If you’re a big shopper or if you’re a Pinterest or Instagram hound, you’ve probably been there — the dreaded trend trap.
You see a great outfit and you think, Oh, if I just had that pair of shoes, or a shirt like that. And then, you see another outfit. Or a sale. Or you just had to stop at your favorite store for just one thing.
This is your rapidly shrinking fashion attention span. Every day we are bombarded by ads, blogs and trend news telling us what we should want — and then making us buy things we don’t actually need. There’s a certain high to this kind of buying. We feel good during the initial purchase, but it doesn’t last long.
That’s why you need to beef up your fashion attention span. Shopping should be more about personal style, feeling good about what you wear and saving money in the process. The following steps should help you with an all-too-common problem: You have so many clothes, but nothing to wear.
Write it down
Make a list of the items you own, focusing on your favorite staple pieces. If you were to come up with three complete outfits, what does this list need? These are the items you should be shopping for.
When you’re deciding what you need, make sure you have contrast in terms of pattern and/or texture. For instance, if your closet is a sea of jersey and cotton, consider contrasting with leather, bouclé, jacquard and faux or real fur. If too many colors are your problem, maybe you need some neutral pieces. If you are missing accessories, focus on scarves, hats, jewelry or bags. Knowing what will supplement your wardrobe will help you focus when you’re in the store trying to make a decision.
Take a Pinterest/Instagram detox
Looking at Pinterest for outfit ideas can be good. But too much browsing is just that: too much. Being assailed by so many ideas can overwhelm and distract you. This can take focus off your own personal style, and what your individual wardrobe needs. So turn it off.
Now, stop to think about the favorite items you’ve owned in the past and the ones in your closet — items that are you. Why did they work? Was it the quality? Were they trendsetting or classic? Try to stick with styles that have some of those characteristics. Then check back in with Pinterest when you’re more focused.
Determine your ‘arousal level’
“Arousal level” might sound like a funny way to put it. But consider this: If you’re shopping, and you see something you really like, your excitement level goes up. Think about that arousal level on a scale from one to 10. A 10 is something you absolutely love, plus it’s marked down 50 percent for a limited time only.
But at this point in the spectrum, logic has gone out the window. This is often when your fashion attention span is at its shortest. You’re focused more on the feeling than the item. And that feeling is fleeting. So take a step back. Walk away or close the browser window. Ask yourself if the item complements your wardrobe or fulfills a need you determined in step one.

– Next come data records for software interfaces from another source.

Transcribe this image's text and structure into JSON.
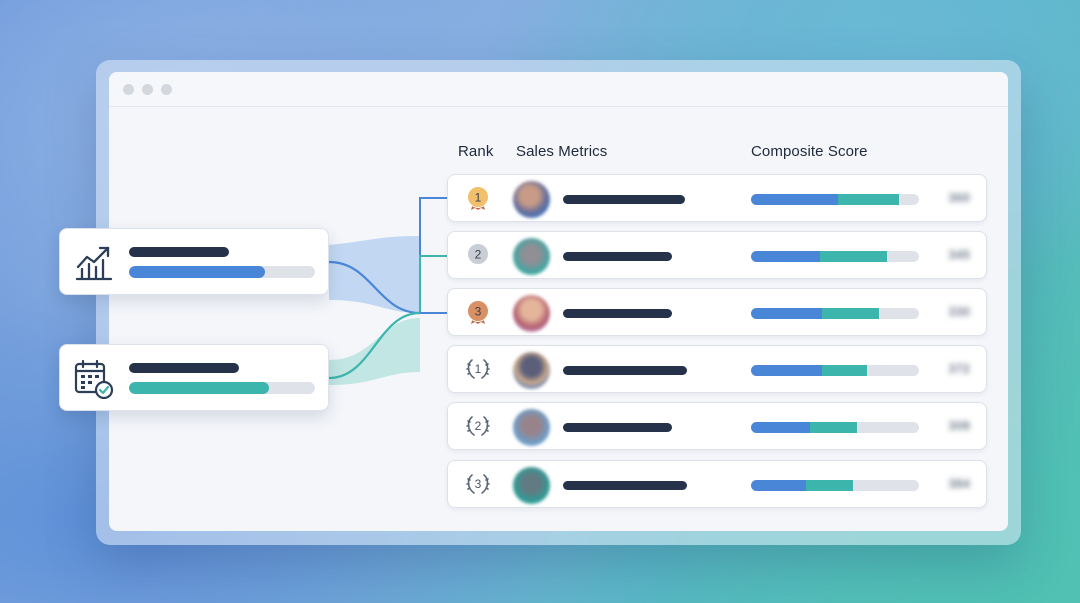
{
  "headers": {
    "rank": "Rank",
    "sales_metrics": "Sales Metrics",
    "composite_score": "Composite Score"
  },
  "metric_cards": [
    {
      "icon": "trending-chart-icon",
      "fill_fraction": 0.73,
      "color": "#4a86d8"
    },
    {
      "icon": "calendar-check-icon",
      "fill_fraction": 0.75,
      "color": "#3cb5ad"
    }
  ],
  "rows": [
    {
      "rank": "1",
      "medal": "gold-medal-icon",
      "medal_color": "#f2c06a",
      "score": "360",
      "score_fraction": 0.88,
      "blue_fraction": 0.52
    },
    {
      "rank": "2",
      "medal": "silver-medal-icon",
      "medal_color": "#c9ced6",
      "score": "345",
      "score_fraction": 0.81,
      "blue_fraction": 0.41
    },
    {
      "rank": "3",
      "medal": "bronze-medal-icon",
      "medal_color": "#d89064",
      "score": "330",
      "score_fraction": 0.76,
      "blue_fraction": 0.42
    },
    {
      "rank": "1",
      "medal": "laurel-icon",
      "medal_color": "#5a6576",
      "score": "372",
      "score_fraction": 0.69,
      "blue_fraction": 0.42
    },
    {
      "rank": "2",
      "medal": "laurel-icon",
      "medal_color": "#5a6576",
      "score": "308",
      "score_fraction": 0.63,
      "blue_fraction": 0.35
    },
    {
      "rank": "3",
      "medal": "laurel-icon",
      "medal_color": "#5a6576",
      "score": "384",
      "score_fraction": 0.61,
      "blue_fraction": 0.33
    }
  ],
  "colors": {
    "accent_blue": "#4a86d8",
    "accent_teal": "#3cb5ad",
    "text_dark": "#1e2a3b"
  }
}
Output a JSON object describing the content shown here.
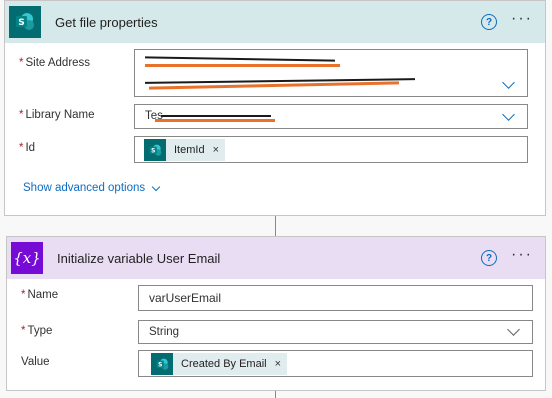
{
  "sp_action": {
    "title": "Get file properties",
    "site_address": {
      "label": "Site Address",
      "required": "*"
    },
    "library_name": {
      "label": "Library Name",
      "required": "*",
      "value_prefix": "Tes"
    },
    "id": {
      "label": "Id",
      "required": "*",
      "token": "ItemId",
      "token_remove": "×"
    },
    "show_advanced": "Show advanced options",
    "help": "?",
    "more": "···"
  },
  "var_action": {
    "title": "Initialize variable User Email",
    "name": {
      "label": "Name",
      "required": "*",
      "value": "varUserEmail"
    },
    "type": {
      "label": "Type",
      "required": "*",
      "value": "String"
    },
    "value": {
      "label": "Value",
      "token": "Created By Email",
      "token_remove": "×"
    },
    "help": "?",
    "more": "···"
  },
  "colors": {
    "sharepoint": "#036c70",
    "variable": "#770bd6",
    "link": "#0f6cbd"
  },
  "icons": {
    "sp_header": "sharepoint-icon",
    "var_header": "variable-icon"
  }
}
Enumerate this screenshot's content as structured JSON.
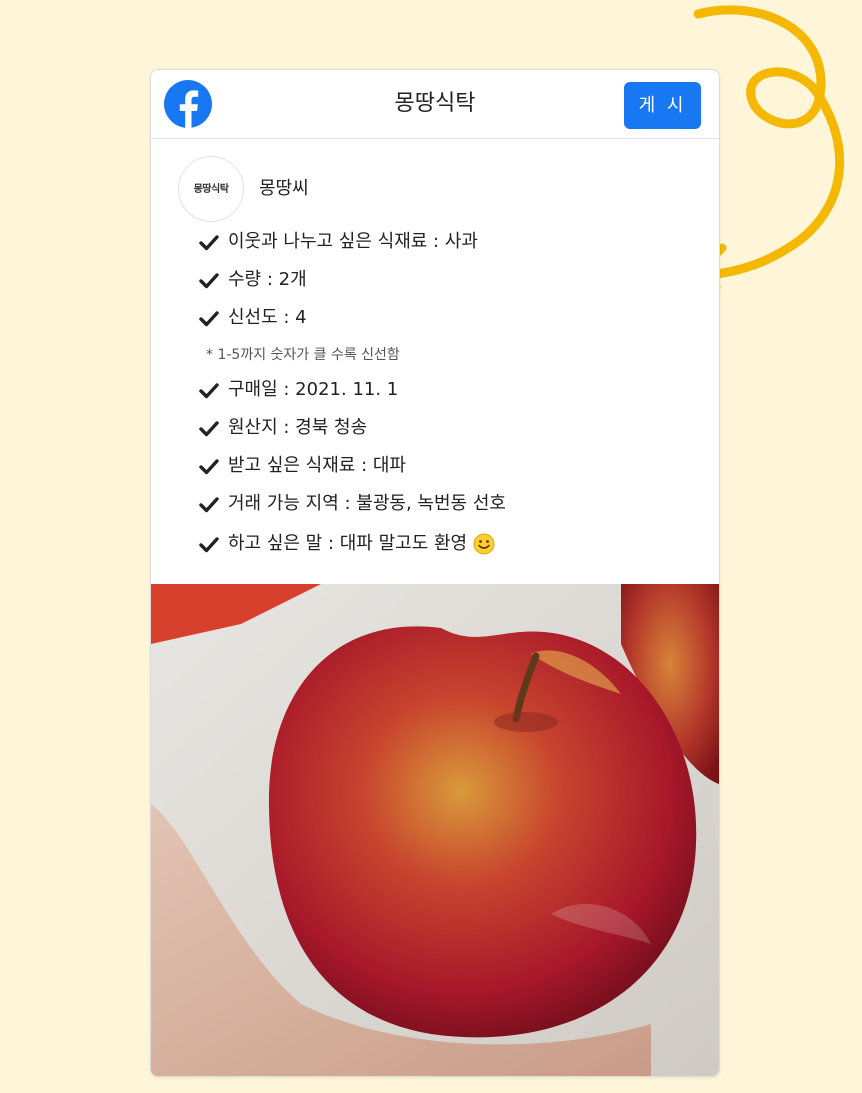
{
  "header": {
    "title": "몽땅식탁",
    "post_button_label": "게 시",
    "logo_icon": "facebook-icon"
  },
  "profile": {
    "avatar_text": "몽땅식탁",
    "name": "몽땅씨"
  },
  "details": [
    "이웃과 나누고 싶은 식재료 : 사과",
    "수량 : 2개",
    "신선도 : 4",
    "구매일 : 2021. 11. 1",
    "원산지 : 경북 청송",
    "받고 싶은 식재료 : 대파",
    "거래 가능 지역 : 불광동, 녹번동 선호",
    "하고 싶은 말 : 대파 말고도 환영"
  ],
  "freshness_note": "* 1-5까지 숫자가 클 수록 신선함",
  "colors": {
    "background": "#fff5d9",
    "accent_button": "#1877f2",
    "arrow": "#f5b800"
  },
  "icons": {
    "check": "check-icon",
    "smile": "smile-emoji-icon"
  }
}
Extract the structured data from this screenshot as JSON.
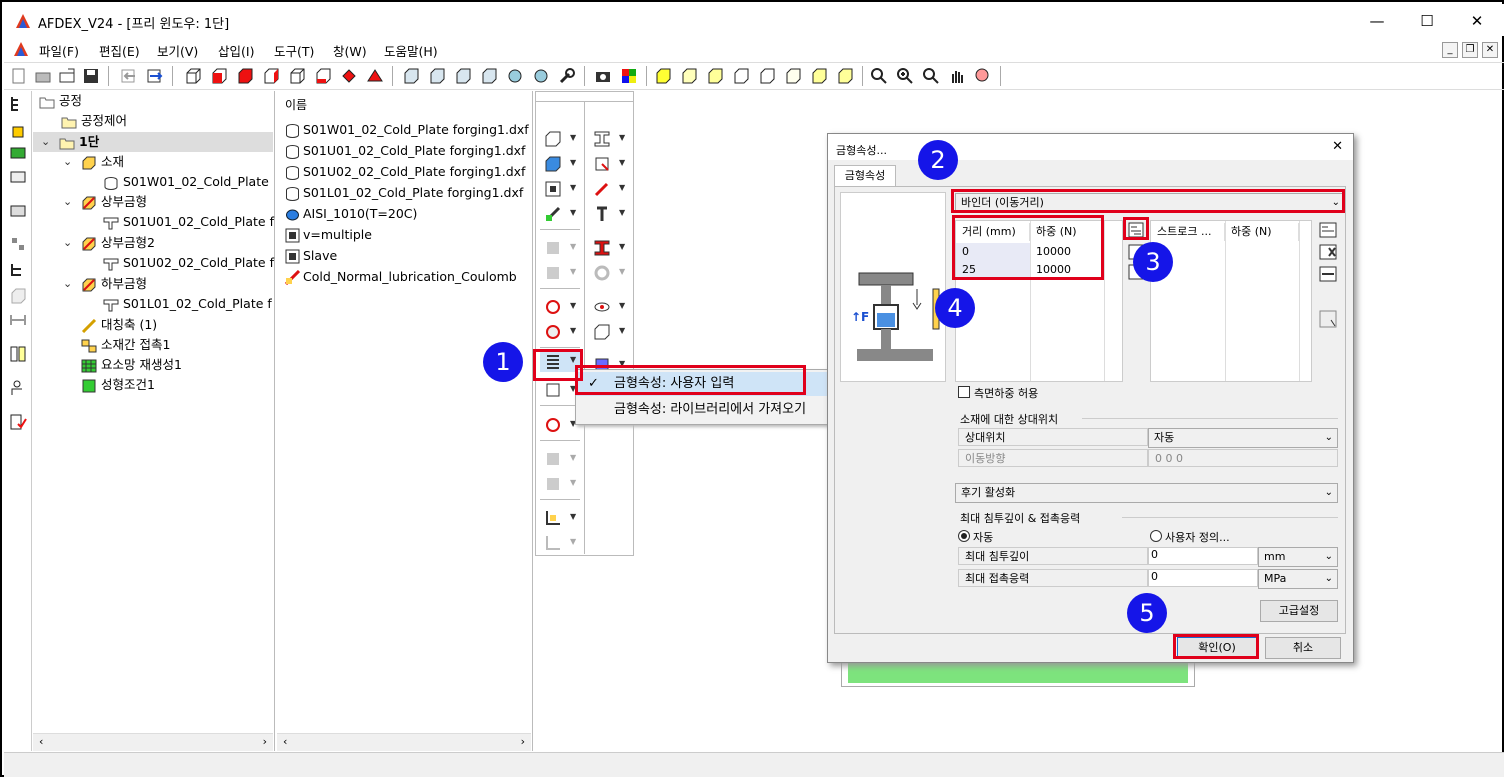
{
  "window": {
    "title": "AFDEX_V24 - [프리 윈도우: 1단]",
    "min": "—",
    "max": "☐",
    "close": "✕"
  },
  "menu": [
    "파일(F)",
    "편집(E)",
    "보기(V)",
    "삽입(I)",
    "도구(T)",
    "창(W)",
    "도움말(H)"
  ],
  "mdi": {
    "min": "_",
    "restore": "❐",
    "close": "✕"
  },
  "tree": {
    "root": "공정",
    "process_control": "공정제어",
    "stage": "1단",
    "material": "소재",
    "material_file": "S01W01_02_Cold_Plate",
    "upper_die": "상부금형",
    "upper_die_file": "S01U01_02_Cold_Plate f",
    "upper_die2": "상부금형2",
    "upper_die2_file": "S01U02_02_Cold_Plate f",
    "lower_die": "하부금형",
    "lower_die_file": "S01L01_02_Cold_Plate f",
    "symmetry": "대칭축 (1)",
    "contact": "소재간 접촉1",
    "remesh": "요소망 재생성1",
    "conditions": "성형조건1"
  },
  "files": {
    "header": "이름",
    "items": [
      "S01W01_02_Cold_Plate forging1.dxf",
      "S01U01_02_Cold_Plate forging1.dxf",
      "S01U02_02_Cold_Plate forging1.dxf",
      "S01L01_02_Cold_Plate forging1.dxf",
      "AISI_1010(T=20C)",
      "v=multiple",
      "Slave",
      "Cold_Normal_lubrication_Coulomb"
    ]
  },
  "popup": {
    "item1": "금형속성: 사용자 입력",
    "item1_check": "✓",
    "item2": "금형속성: 라이브러리에서 가져오기"
  },
  "dialog": {
    "title": "금형속성...",
    "close": "✕",
    "tab": "금형속성",
    "binder_combo": "바인더 (이동거리)",
    "table1_headers": [
      "거리 (mm)",
      "하중 (N)"
    ],
    "table1_rows": [
      [
        "0",
        "10000"
      ],
      [
        "25",
        "10000"
      ]
    ],
    "table2_headers": [
      "스트로크 ...",
      "하중 (N)"
    ],
    "side_load_label": "측면하중 허용",
    "relpos_group": "소재에 대한 상대위치",
    "relpos_label": "상대위치",
    "relpos_value": "자동",
    "movedir_label": "이동방향",
    "movedir_value": "0 0 0",
    "activation_combo": "후기 활성화",
    "pen_group": "최대 침투깊이 & 접촉응력",
    "auto_label": "자동",
    "user_label": "사용자 정의...",
    "maxpen_label": "최대 침투깊이",
    "maxpen_value": "0",
    "maxpen_unit": "mm",
    "maxstress_label": "최대 접촉응력",
    "maxstress_value": "0",
    "maxstress_unit": "MPa",
    "advanced_btn": "고급설정",
    "ok_btn": "확인(O)",
    "cancel_btn": "취소"
  },
  "markers": [
    "1",
    "2",
    "3",
    "4",
    "5"
  ],
  "colors": {
    "highlight_red": "#e0001b",
    "marker_blue": "#1515e8",
    "progress_green": "#7de37d"
  }
}
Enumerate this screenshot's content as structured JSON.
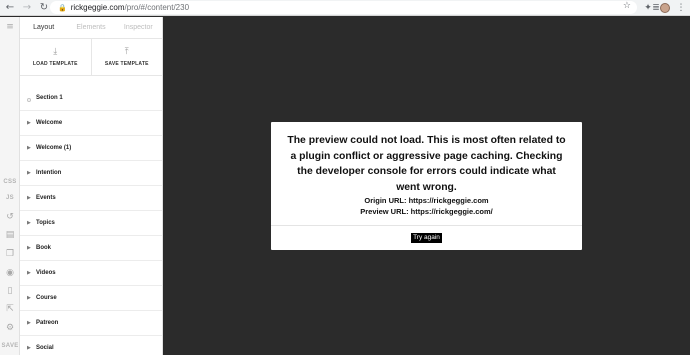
{
  "browser": {
    "url_host": "rickgeggie.com",
    "url_path": "/pro/#/content/230",
    "icons": {
      "back": "arrow-left-icon",
      "forward": "arrow-right-icon",
      "reload": "reload-icon",
      "lock": "lock-icon",
      "star": "star-icon",
      "extensions": "puzzle-icon",
      "reading": "reading-list-icon",
      "profile": "avatar",
      "menu": "kebab-menu-icon"
    }
  },
  "rail": {
    "css_label": "CSS",
    "js_label": "JS",
    "save_label": "SAVE"
  },
  "panel": {
    "tabs": [
      {
        "label": "Layout",
        "active": true
      },
      {
        "label": "Elements",
        "active": false
      },
      {
        "label": "Inspector",
        "active": false
      }
    ],
    "load_template": "LOAD TEMPLATE",
    "save_template": "SAVE TEMPLATE",
    "sections": [
      {
        "label": "Section 1",
        "kind": "circle"
      },
      {
        "label": "Welcome",
        "kind": "caret"
      },
      {
        "label": "Welcome (1)",
        "kind": "caret"
      },
      {
        "label": "Intention",
        "kind": "caret"
      },
      {
        "label": "Events",
        "kind": "caret"
      },
      {
        "label": "Topics",
        "kind": "caret"
      },
      {
        "label": "Book",
        "kind": "caret"
      },
      {
        "label": "Videos",
        "kind": "caret"
      },
      {
        "label": "Course",
        "kind": "caret"
      },
      {
        "label": "Patreon",
        "kind": "caret"
      },
      {
        "label": "Social",
        "kind": "caret"
      }
    ]
  },
  "modal": {
    "message": "The preview could not load. This is most often related to a plugin conflict or aggressive page caching. Checking the developer console for errors could indicate what went wrong.",
    "origin_url": "Origin URL: https://rickgeggie.com",
    "preview_url": "Preview URL: https://rickgeggie.com/",
    "try_again": "Try again"
  }
}
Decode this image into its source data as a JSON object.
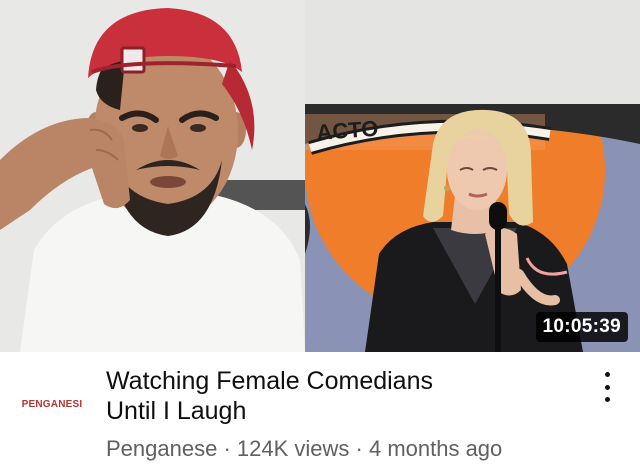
{
  "thumbnail": {
    "duration": "10:05:39",
    "sign_text": "ACTO"
  },
  "video": {
    "title_line1": "Watching Female Comedians",
    "title_line2": "Until I Laugh",
    "channel": "Penganese",
    "views": "124K views",
    "age": "4 months ago",
    "separator": " · "
  },
  "avatar": {
    "text": "PENGANESI"
  },
  "colors": {
    "title": "#0f0f0f",
    "meta": "#606060",
    "cap_red": "#c9303b",
    "sign_orange": "#f07d2a"
  }
}
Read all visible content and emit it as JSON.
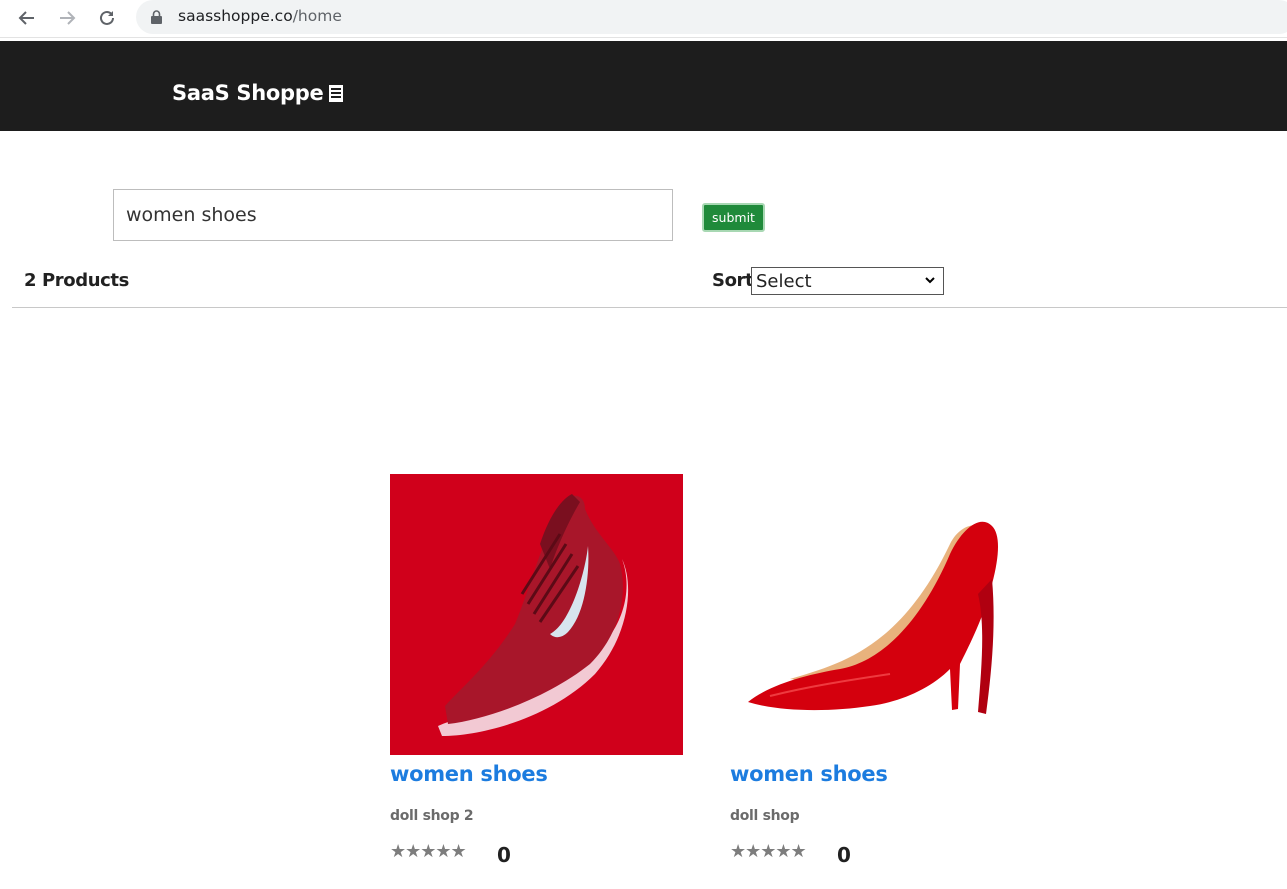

Try to make purchases at a low arousal level. Without that initial excitement, you might not even like the item as much as you thought you did. Does that mean you might miss out on some deals? Yes. Is this a bad thing? No. Which have you regretted more: wasting money on something you didn’t end up wearing, or skipping a potential purchase? It’s probably the former.
You’ll always want, want, want
Remind yourself that you are going to want something else next month or next week or tomorrow, whether or not you purchase this particular item. You just are. Is the item you want right now better than the item you will want next month? There’s no way to know for sure, but if this item doesn’t stack up against some of your favorite pieces of clothing, maybe it’s better to pass and wait for the next “want.”
Would you wear it tomorrow?
It’s a simple question with a simple answer (“yes”). Beware of answers such as, “Well, I don’t really know what to wear it with” or, “I’ll need to buy something to go with this” or, “I’ll be able to wear this in the spring when I’ve lost some pounds.” If any of these answers pop into your head, put the item down and walk away. You just don’t like it enough.
Of course there are clothes that are for a particular purpose, such as work wear or a party dress. You wouldn’t wear them tomorrow necessarily, but you should still like them enough that you’d want to.
Ellen Lawson is a Minneapolis-based fashion writer, photographer and the founder of the www.theflyover.com.